Though I have been to only a fraction of Gawad Kalinga (GK) villages (if you are not sure what GK is check out Building Houses With Hope)(GK builds homes for the poorest of the poor in the Philippines giving people not only a living structure but a new perspective on life with an attitude to succeed), the Iriga Character village in the Bicol region of the Philippines was an astonishing example of how improvements are feasible in the midst of poverty.
I caught a 1.5 hour bus from Naga City to the sleepy and ultra humid bus terminal in Iriga City. A local volunteer with GK accidentally but essentially bumped into me at the terminal and was heading in the same direction towards the village and let me tag along. The GK Character village is located roughly 20 minutes (7 km) from the Iriga City proper (rather difficult to find if you are a newbie). It is accessible by riding the Filipino version of a tuk-tuk, known as the tricycle (a motorcycle with a makeshift pedicab welded together with somewhat of a bike tire making up the third wheel, and in Bicol they fit 10-12 riders, I still don’t know how it is engineering-ly possible, but somehow it works).
Get exclusive updates
Enter your email and I’ll send you the best travel food content.
I was greeted by smiling people and happy children, willing to show me around their village even if they did not feel comfortable speaking English or talking at all.
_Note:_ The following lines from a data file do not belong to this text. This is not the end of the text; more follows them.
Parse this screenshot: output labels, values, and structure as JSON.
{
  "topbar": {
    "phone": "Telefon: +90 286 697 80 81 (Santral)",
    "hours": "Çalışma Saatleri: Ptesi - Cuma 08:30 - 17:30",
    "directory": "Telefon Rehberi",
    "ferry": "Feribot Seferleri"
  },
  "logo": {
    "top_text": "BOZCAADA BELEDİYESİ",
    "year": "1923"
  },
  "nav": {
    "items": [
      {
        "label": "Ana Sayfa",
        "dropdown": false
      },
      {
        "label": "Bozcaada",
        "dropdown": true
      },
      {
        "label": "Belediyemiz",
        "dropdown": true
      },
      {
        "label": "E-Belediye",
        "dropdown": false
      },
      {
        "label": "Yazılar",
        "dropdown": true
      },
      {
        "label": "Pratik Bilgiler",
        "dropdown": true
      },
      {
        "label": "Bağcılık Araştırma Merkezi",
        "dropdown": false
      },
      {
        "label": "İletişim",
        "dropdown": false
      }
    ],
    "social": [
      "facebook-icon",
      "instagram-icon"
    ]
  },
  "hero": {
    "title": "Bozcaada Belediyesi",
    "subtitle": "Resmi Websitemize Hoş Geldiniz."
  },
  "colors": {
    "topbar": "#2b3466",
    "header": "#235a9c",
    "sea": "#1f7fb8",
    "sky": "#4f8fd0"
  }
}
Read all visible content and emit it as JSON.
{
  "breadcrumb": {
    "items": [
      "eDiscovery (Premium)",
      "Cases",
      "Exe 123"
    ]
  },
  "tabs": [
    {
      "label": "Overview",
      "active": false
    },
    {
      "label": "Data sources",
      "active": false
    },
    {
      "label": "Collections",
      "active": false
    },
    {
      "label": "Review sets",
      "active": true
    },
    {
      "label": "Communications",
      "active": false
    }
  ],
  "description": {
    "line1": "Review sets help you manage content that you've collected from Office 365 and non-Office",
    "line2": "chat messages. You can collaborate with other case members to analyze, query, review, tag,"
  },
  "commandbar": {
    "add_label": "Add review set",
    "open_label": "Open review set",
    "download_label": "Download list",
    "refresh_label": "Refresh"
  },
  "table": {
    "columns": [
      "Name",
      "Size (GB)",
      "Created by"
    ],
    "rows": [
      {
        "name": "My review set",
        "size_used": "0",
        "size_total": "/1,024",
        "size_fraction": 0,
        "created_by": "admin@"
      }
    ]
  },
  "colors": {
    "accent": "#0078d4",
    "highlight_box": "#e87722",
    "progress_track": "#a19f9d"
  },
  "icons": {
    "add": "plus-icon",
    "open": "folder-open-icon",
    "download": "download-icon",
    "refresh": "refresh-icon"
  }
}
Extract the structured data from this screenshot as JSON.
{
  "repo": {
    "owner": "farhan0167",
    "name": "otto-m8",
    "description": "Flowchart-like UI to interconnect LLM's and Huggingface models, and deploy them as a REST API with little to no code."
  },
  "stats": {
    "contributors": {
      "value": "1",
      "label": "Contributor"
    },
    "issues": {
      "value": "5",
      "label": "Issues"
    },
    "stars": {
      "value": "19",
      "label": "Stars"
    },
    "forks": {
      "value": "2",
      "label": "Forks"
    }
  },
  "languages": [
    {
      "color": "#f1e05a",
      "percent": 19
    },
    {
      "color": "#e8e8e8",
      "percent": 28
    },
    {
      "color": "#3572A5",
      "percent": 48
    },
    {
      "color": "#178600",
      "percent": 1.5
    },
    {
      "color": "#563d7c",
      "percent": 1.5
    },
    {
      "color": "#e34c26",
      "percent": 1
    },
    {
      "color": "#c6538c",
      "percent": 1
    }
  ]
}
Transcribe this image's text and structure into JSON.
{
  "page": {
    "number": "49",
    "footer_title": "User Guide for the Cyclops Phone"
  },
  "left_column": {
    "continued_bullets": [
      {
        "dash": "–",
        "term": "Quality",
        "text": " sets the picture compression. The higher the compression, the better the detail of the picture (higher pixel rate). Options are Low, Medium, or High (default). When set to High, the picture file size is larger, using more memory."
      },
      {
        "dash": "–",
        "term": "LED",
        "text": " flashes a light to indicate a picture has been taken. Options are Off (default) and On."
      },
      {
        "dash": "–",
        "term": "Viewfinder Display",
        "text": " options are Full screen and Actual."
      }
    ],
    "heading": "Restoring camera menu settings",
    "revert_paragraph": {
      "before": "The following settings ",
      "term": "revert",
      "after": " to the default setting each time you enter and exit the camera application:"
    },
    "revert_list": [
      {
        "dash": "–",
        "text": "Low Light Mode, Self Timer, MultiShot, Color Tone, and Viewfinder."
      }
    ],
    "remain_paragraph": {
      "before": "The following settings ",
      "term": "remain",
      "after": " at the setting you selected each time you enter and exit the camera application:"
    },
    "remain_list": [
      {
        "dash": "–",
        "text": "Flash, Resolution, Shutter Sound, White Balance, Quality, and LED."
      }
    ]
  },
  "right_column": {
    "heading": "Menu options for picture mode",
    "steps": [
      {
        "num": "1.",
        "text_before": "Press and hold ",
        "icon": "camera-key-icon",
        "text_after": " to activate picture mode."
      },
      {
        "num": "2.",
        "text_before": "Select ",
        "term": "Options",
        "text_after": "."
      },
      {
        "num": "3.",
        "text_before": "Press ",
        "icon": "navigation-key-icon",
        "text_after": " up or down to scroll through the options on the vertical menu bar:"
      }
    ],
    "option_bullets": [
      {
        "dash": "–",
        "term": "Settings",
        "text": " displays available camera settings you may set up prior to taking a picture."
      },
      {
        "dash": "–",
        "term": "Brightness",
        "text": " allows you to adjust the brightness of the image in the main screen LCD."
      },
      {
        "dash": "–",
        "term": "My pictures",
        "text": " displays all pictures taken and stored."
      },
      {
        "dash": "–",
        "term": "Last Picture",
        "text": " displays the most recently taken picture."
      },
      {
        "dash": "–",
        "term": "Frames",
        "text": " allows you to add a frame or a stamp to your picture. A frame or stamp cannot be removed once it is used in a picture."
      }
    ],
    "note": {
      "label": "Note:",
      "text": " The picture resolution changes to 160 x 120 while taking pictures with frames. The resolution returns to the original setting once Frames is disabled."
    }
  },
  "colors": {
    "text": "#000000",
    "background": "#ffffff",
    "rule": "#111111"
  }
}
Being rainy season, it was raining, and one of the boys from the village took the liberty to find an umbrella and personally carried it above my head as we walked up the hill for the view of the village, the flowers, and the dominating Mt. Iriga in the background.
Just as in being Immersed in Payatas, GK Jack and Jill, and GK Libmanan (all GK village sites), the folks at GK Character village were hospitable, willing to share everything, and genuinely cared for my concerns. They were willing to listen to any questions I had.
A homeowner, Tita Norma (who was always cheerful, far right), graciously provided me with meals and cooked a glorious array of fresh Bicolano garden produced vegetables in fresh coconut milk and rice. For breakfast I was treated to a dazzling mix of various wonderful tasting Filipino breakfast dishes such as fried noodles with vinegar, fried rice, egg, and Filipino pancake. Just like in Bangkok where little things make a difference, and Bali with the house of life, together with In Search of Sanuk founder Dwight, I was inspired again by the graciousness of people who have very little but are happy and willing to share what they do have. An immersion into a local persons home if it be in the Philippines or anywhere else in the world is valuable exposure to a different way of life. If we can strive to have a positive attitude, we can retain a better judgment and an improved knowledge of passing wonderful time while encouraging and pushing fellow humans in a positive direction. Often it is little unspoken things such as merely spending time visiting, joking around (Filipinos love to joke and laugh), listening to stories, and showing appreciation for what others do that will uplift someone as well as yourself. In the words of one of my favorite philosophers Alain de Botton in his book the Art of Travel- "If is is true that love is a pursuit in others of qualities we lack in ourselves, then in our love of someone from another country, one ambition may be to weld ourselves more closely to values missing from our own culture." Let us be thankful for what we have, grateful for what we can do, and happy for the life we have. There is no better place to learn this than in a GK village where people have little but are usually content and excited with what they do have. -Migration Mark
Get exclusive updates
Enter your email and I'll send you the best travel food content.